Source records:
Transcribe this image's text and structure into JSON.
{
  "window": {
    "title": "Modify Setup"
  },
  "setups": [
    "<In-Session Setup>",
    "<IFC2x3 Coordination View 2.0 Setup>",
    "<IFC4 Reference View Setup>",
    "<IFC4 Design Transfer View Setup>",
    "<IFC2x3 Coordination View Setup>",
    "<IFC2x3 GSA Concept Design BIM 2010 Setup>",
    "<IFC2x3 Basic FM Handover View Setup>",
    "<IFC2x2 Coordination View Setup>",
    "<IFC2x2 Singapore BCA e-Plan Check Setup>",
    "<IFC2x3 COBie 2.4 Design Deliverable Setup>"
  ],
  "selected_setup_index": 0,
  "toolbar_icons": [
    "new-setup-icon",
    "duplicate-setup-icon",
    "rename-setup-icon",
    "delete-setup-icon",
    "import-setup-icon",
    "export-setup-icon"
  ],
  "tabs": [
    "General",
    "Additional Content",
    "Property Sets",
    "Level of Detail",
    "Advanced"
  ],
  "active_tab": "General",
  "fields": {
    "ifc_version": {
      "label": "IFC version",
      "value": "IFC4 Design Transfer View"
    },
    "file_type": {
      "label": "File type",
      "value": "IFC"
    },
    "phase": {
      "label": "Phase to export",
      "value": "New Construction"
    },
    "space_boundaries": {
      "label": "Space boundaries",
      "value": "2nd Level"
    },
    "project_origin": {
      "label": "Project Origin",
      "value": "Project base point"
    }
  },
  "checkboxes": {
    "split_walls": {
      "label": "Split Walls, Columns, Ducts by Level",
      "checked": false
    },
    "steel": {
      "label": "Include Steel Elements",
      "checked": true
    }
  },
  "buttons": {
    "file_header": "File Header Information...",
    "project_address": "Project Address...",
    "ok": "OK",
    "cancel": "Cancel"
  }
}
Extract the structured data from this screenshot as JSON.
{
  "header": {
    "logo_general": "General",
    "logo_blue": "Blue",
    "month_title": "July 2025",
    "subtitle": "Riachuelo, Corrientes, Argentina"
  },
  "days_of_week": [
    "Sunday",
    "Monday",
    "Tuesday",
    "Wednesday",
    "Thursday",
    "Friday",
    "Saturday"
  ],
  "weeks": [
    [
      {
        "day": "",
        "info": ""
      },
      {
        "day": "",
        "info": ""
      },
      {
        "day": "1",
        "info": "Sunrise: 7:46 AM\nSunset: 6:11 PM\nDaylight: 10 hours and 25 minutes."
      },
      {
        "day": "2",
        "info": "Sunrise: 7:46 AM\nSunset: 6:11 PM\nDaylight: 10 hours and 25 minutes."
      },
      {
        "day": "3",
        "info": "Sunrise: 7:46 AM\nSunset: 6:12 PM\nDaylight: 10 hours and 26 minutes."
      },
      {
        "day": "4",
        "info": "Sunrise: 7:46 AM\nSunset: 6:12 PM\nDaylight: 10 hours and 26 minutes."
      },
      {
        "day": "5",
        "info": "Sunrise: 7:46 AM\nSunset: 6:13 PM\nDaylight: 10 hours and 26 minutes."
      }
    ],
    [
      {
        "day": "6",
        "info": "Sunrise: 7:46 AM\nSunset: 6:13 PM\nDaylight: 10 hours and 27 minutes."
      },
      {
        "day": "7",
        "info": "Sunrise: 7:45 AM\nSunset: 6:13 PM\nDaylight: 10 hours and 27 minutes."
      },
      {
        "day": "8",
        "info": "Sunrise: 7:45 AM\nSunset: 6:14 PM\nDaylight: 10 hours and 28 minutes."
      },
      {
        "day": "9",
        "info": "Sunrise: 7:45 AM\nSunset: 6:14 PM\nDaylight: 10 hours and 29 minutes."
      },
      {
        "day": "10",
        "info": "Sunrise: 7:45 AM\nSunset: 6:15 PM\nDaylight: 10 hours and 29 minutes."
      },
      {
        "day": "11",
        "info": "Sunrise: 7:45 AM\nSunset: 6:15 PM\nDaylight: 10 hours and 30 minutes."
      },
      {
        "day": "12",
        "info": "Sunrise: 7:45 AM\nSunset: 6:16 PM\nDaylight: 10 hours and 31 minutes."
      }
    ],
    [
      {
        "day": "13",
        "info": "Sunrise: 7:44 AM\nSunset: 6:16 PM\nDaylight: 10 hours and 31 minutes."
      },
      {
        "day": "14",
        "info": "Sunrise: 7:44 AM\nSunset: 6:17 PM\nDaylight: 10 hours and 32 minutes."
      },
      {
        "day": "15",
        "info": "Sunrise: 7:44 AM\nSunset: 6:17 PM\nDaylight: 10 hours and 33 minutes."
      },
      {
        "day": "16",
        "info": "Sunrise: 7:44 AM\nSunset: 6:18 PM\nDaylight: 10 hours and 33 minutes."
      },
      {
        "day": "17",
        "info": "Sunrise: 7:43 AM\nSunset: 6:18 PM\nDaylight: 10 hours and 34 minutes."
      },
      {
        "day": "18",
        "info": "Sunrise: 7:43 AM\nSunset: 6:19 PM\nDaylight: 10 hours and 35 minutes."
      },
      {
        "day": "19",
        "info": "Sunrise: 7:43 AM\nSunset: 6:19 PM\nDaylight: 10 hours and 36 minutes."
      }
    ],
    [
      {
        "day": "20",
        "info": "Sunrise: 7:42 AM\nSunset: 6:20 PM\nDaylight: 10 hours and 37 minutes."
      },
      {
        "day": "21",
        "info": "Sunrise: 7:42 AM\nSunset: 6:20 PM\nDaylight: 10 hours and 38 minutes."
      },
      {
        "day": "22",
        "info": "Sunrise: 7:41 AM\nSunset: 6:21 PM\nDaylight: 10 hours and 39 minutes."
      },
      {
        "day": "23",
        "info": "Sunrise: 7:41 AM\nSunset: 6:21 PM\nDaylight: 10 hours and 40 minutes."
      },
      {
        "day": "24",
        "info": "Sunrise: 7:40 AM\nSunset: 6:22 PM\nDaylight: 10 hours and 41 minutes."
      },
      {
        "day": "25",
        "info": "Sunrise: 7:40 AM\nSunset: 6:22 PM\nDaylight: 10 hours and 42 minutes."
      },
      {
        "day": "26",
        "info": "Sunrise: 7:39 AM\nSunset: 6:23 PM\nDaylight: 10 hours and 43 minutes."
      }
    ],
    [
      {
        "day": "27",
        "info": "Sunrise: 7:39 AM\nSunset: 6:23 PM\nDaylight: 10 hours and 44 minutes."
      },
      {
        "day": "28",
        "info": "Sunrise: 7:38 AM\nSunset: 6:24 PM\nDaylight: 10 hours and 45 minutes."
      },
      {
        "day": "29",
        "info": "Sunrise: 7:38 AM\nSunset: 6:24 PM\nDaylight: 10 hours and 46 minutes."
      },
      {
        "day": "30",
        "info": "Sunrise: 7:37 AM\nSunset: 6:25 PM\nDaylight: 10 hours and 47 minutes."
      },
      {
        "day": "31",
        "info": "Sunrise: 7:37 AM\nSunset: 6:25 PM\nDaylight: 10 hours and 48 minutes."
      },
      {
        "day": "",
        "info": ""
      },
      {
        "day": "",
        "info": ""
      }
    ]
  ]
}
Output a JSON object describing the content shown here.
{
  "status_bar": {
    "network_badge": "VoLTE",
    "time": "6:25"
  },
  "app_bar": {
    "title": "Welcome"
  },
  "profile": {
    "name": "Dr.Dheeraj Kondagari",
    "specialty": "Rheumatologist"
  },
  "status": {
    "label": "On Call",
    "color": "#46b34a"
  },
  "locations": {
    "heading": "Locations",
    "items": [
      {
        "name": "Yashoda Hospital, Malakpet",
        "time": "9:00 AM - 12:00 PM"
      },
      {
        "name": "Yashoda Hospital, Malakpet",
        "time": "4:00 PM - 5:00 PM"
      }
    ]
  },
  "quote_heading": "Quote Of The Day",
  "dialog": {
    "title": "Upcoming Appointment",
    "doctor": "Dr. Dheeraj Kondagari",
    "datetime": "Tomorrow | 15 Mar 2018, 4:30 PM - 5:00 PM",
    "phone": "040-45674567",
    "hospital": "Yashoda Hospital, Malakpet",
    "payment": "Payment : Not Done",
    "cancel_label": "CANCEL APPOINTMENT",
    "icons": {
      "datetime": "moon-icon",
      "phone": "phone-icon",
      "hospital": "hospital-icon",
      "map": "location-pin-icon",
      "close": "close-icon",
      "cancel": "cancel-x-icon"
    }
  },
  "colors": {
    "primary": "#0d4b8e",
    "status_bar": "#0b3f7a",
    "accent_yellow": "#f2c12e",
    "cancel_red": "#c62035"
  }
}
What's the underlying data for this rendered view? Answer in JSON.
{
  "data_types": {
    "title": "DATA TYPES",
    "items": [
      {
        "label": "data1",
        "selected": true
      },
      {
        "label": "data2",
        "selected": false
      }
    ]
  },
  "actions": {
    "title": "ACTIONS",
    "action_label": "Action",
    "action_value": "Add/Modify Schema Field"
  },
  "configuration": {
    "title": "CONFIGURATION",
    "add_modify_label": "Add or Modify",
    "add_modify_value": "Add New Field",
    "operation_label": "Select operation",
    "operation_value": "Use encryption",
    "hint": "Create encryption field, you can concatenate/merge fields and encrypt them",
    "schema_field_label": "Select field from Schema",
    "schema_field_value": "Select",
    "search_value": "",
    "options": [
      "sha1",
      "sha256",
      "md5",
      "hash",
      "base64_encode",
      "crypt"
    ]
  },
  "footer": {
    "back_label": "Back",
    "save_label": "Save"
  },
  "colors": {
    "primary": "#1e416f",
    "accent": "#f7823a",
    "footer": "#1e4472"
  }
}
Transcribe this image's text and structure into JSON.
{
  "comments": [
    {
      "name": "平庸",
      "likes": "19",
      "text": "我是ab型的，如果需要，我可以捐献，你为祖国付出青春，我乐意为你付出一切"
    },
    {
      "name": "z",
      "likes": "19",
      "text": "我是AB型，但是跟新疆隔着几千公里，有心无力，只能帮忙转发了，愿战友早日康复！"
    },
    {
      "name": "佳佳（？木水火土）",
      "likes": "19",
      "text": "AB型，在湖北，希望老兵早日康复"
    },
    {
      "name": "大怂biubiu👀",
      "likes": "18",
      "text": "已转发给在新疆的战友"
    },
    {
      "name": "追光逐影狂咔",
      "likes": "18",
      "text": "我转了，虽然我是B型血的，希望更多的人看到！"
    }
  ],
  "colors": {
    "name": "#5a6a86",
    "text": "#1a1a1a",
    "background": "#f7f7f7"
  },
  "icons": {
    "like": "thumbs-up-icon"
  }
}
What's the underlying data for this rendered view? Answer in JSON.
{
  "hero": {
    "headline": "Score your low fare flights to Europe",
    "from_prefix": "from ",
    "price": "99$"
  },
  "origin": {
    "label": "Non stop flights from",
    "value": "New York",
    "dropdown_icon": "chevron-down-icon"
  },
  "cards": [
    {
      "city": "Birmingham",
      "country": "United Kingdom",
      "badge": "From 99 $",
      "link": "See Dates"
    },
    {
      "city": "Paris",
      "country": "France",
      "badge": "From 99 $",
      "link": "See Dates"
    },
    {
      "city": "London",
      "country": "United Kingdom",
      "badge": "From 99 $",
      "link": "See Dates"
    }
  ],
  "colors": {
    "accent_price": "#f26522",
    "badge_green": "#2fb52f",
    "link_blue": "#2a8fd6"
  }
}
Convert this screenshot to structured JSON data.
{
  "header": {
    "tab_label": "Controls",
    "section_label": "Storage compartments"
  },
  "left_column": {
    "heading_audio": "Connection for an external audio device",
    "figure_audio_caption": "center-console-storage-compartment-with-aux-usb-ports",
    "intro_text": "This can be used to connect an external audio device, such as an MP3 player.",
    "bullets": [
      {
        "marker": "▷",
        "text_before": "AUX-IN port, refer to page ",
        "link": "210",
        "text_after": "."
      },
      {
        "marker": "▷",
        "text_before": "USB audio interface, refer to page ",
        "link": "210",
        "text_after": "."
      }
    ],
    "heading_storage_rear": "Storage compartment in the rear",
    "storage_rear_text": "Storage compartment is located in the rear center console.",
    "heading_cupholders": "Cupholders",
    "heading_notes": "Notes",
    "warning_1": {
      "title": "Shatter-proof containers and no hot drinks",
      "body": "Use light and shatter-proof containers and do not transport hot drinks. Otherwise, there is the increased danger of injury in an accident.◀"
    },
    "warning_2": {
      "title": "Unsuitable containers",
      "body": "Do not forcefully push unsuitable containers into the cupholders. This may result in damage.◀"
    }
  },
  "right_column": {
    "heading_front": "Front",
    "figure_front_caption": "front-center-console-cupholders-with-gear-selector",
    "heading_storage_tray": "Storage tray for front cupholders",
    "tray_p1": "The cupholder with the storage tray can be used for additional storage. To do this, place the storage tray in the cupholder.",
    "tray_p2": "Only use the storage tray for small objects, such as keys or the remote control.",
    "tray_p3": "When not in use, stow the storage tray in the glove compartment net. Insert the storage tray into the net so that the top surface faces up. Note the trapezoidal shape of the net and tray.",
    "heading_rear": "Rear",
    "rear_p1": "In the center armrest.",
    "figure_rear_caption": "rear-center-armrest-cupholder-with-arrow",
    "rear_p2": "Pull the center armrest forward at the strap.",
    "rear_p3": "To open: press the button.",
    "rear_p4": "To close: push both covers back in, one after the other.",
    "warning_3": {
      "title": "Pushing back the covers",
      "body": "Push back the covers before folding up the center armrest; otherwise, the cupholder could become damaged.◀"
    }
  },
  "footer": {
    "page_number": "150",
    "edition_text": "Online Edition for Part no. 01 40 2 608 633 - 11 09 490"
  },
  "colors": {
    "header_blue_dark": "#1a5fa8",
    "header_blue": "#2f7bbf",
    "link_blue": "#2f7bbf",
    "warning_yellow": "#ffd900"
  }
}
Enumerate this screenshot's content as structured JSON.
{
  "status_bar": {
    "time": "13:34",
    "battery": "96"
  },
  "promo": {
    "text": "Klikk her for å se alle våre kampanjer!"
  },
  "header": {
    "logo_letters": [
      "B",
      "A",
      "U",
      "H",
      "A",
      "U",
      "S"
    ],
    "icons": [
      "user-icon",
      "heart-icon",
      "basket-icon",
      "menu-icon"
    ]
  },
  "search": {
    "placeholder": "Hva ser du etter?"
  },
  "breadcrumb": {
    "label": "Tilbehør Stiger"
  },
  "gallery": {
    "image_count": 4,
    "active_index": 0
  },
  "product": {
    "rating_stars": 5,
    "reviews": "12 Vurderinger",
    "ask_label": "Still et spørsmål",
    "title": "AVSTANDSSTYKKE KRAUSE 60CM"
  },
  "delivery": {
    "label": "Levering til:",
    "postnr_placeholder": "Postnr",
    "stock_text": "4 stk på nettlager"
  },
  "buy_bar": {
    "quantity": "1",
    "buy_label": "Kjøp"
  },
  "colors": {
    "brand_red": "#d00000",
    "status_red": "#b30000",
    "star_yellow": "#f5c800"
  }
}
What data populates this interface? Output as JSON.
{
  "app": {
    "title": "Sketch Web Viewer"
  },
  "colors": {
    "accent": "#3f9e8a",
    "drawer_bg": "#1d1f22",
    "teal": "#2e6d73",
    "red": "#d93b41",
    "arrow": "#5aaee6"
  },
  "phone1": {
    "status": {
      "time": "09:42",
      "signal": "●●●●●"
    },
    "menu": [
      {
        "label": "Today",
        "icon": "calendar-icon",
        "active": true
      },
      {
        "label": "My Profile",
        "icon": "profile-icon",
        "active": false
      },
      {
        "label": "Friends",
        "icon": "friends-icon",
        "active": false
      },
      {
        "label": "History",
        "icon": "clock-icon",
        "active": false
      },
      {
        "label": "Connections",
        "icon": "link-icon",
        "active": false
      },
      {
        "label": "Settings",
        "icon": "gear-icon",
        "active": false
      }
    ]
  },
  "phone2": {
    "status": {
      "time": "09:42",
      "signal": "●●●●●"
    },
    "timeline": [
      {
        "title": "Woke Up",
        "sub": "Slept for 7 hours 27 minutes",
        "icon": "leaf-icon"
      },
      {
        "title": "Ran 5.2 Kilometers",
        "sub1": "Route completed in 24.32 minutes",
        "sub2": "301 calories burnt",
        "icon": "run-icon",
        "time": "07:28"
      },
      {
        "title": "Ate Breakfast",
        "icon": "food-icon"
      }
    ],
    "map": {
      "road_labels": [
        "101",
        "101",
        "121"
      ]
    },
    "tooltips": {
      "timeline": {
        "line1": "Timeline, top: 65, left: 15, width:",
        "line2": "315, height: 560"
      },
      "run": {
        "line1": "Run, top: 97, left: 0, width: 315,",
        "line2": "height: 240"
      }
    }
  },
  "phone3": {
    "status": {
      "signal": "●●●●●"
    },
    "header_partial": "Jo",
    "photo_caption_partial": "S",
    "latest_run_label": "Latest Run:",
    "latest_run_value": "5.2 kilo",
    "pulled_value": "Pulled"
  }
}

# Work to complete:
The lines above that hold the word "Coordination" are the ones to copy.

# Answer to this exercise:
    "<IFC2x3 Coordination View 2.0 Setup>",
    "<IFC2x3 Coordination View Setup>",
    "<IFC2x2 Coordination View Setup>",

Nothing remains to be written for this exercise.